OSTEs are a tool in which a teacher interacts with a “standardized learner” in a scripted scenario to assess their teaching skills broadly and within a specific difficult situation as well as to improve their teaching skills by providing clear, immediate, and structured feedback. Initially, we will implement an OSTE program within the Pediatric Cardiology Fellowship Program at The University of Michigan. Using this program, we will assess and improve the teaching skills of first-year fellows, with the immediate goal of improving medical student and resident education. In addition, we will assess the role that OSTEs have in improving the education of these residents and students. Finally, we aim to more broadly implement this program as a part of the faculty development program for pediatric cardiology faculty.

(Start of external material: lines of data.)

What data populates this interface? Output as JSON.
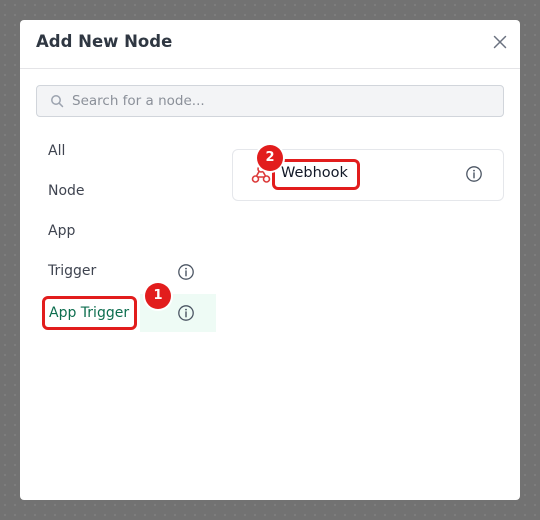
{
  "modal": {
    "title": "Add New Node",
    "close_icon": "close-icon"
  },
  "search": {
    "placeholder": "Search for a node...",
    "value": "",
    "icon": "search-icon"
  },
  "categories": [
    {
      "label": "All",
      "has_info": false,
      "selected": false
    },
    {
      "label": "Node",
      "has_info": false,
      "selected": false
    },
    {
      "label": "App",
      "has_info": false,
      "selected": false
    },
    {
      "label": "Trigger",
      "has_info": true,
      "selected": false
    },
    {
      "label": "App Trigger",
      "has_info": true,
      "selected": true
    }
  ],
  "nodes": [
    {
      "label": "Webhook",
      "icon": "webhook-icon",
      "info_icon": "info-icon"
    }
  ],
  "annotations": [
    {
      "step": "1",
      "target": "App Trigger"
    },
    {
      "step": "2",
      "target": "Webhook"
    }
  ],
  "colors": {
    "accent_green": "#0e6e4f",
    "selected_bg": "#eefbf5",
    "annotation_red": "#e21d1d",
    "webhook_icon": "#dc3b3b"
  }
}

An OSTE scenario for the delivery of feedback to a difficult learner was created based upon a faculty needs assessment. The OSTE was implemented within the pediatric cardiology fellowship program both as an intervention for first-year fellows as well as a faculty development tool during the faculty retreat. The faculty evaluations showed that the OSTE was realistic, well-received, valuable/useful, worth recommending to peers, and useful for trainees. Additionally, the change in faculty confidence in all domains (feedback, supervision of "difficult" learners, and good working relationships) were positive after participating in the OSTE. With the fellows, there was a significant improvement in clinical teaching scores (as evaluated by medical students and residents) after fellows participated in the OSTE. Additionally, the OSTE made a positive impact on the fellows' confidence in their teaching skills and the magnitude of this impact was more pronounced when the intervention occurred earlier.
The OSTE scenario is available for continued use and for adaptation to other clinical specialties, however our division has been exposed to the intervention, so the cost of continuing the scenario for just a few new learners is not justified at this time. Should a larger department with more turnover be interested in the program, it would be beneficial and cost-effective as a continued/ongoing intervention.

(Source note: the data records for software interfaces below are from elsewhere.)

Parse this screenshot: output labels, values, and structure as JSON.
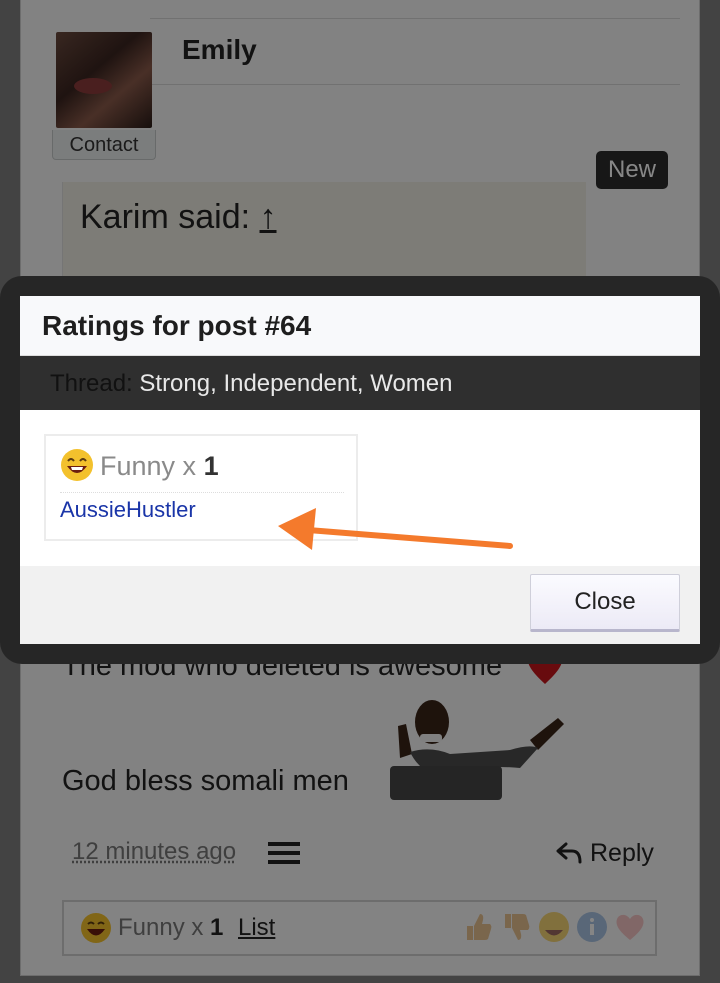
{
  "post": {
    "author": "Emily",
    "contact_label": "Contact",
    "badge": "New",
    "quote_author": "Karim said:",
    "quote_link": "↑",
    "text_line1": "The mod who deleted is awesome",
    "text_line2": "God bless somali men",
    "timestamp": "12 minutes ago",
    "reply_label": "Reply"
  },
  "ratings_bar": {
    "label": "Funny x",
    "count": "1",
    "list_label": "List",
    "icons": [
      "thumbs-up-icon",
      "thumbs-down-icon",
      "funny-icon",
      "info-icon",
      "heart-icon"
    ]
  },
  "modal": {
    "title": "Ratings for post #64",
    "thread_label": "Thread:",
    "thread_name": "Strong, Independent, Women",
    "rating_label": "Funny x",
    "rating_count": "1",
    "rater": "AussieHustler",
    "close_label": "Close"
  },
  "colors": {
    "annotation_arrow": "#f47a2c",
    "rater_link": "#1a35a8",
    "thread_bar": "#2f2f2f"
  }
}
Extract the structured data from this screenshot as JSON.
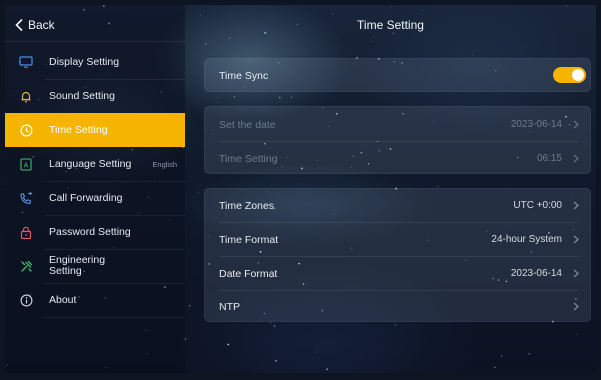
{
  "header": {
    "back_label": "Back",
    "title": "Time Setting"
  },
  "sidebar": {
    "items": [
      {
        "label": "Display Setting",
        "icon": "monitor-icon"
      },
      {
        "label": "Sound Setting",
        "icon": "bell-icon"
      },
      {
        "label": "Time Setting",
        "icon": "clock-icon",
        "active": true
      },
      {
        "label": "Language Setting",
        "extra": "English",
        "icon": "language-icon"
      },
      {
        "label": "Call Forwarding",
        "icon": "phone-forward-icon"
      },
      {
        "label": "Password Setting",
        "icon": "lock-icon"
      },
      {
        "label_line1": "Engineering",
        "label_line2": "Setting",
        "icon": "tools-icon"
      },
      {
        "label": "About",
        "icon": "info-icon"
      }
    ]
  },
  "sync_card": {
    "time_sync": {
      "label": "Time Sync",
      "enabled": true
    }
  },
  "manual_card": {
    "set_date": {
      "label": "Set the date",
      "value": "2023-06-14",
      "enabled": false
    },
    "set_time": {
      "label": "Time Setting",
      "value": "06:15",
      "enabled": false
    }
  },
  "options_card": {
    "time_zones": {
      "label": "Time Zones",
      "value": "UTC +0:00"
    },
    "time_format": {
      "label": "Time Format",
      "value": "24-hour System"
    },
    "date_format": {
      "label": "Date Format",
      "value": "2023-06-14"
    },
    "ntp": {
      "label": "NTP"
    }
  },
  "colors": {
    "accent": "#f4b400",
    "sound_icon": "#d8b24a",
    "call_icon": "#5a8fe0",
    "lock_icon": "#e25a5a",
    "tools_icon": "#3fbf6a",
    "language_icon": "#3fbf6a",
    "monitor_icon": "#4b8fe8"
  }
}
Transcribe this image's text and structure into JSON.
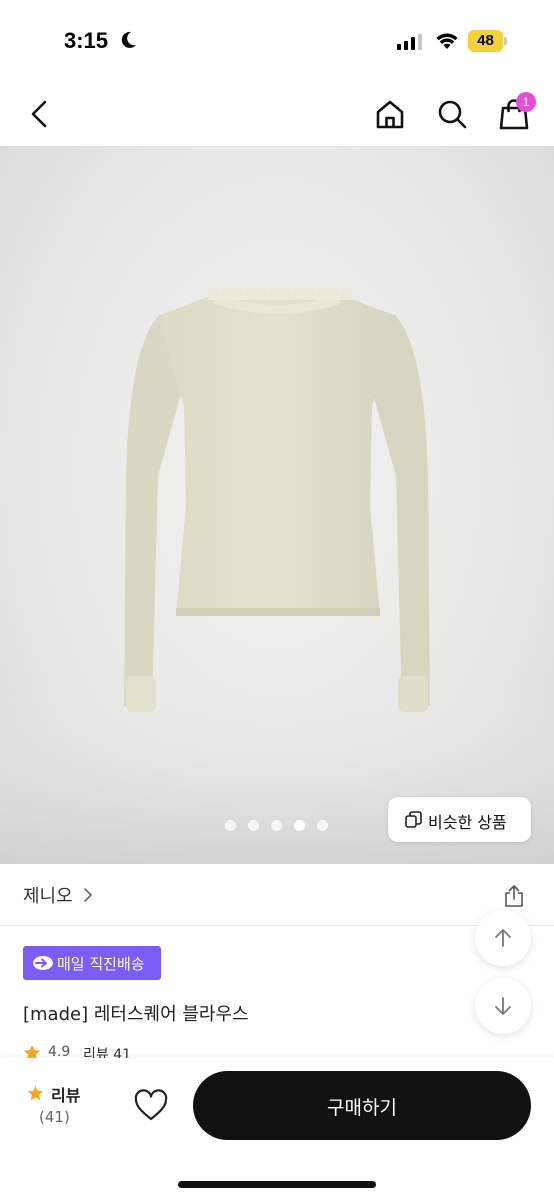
{
  "status_bar": {
    "time": "3:15",
    "battery": "48"
  },
  "nav": {
    "cart_badge": "1"
  },
  "gallery": {
    "total_images": 5,
    "active_index": 3,
    "similar_button_label": "비슷한 상품"
  },
  "brand": {
    "name": "제니오"
  },
  "product": {
    "delivery_badge": "매일 직진배송",
    "title": "[made] 레터스퀘어 블라우스",
    "rating": "4.9",
    "reviews_text": "리뷰 41"
  },
  "bottom_bar": {
    "review_label": "리뷰",
    "review_count": "(41)",
    "buy_label": "구매하기"
  },
  "colors": {
    "accent_purple": "#7b5cf5",
    "badge_pink": "#e54fd6",
    "star_orange": "#f5a623",
    "buy_button": "#111111"
  }
}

Advice to your Colleagues:
Strong divisional leadership and support to enact a culture change is very important to the success of such projects.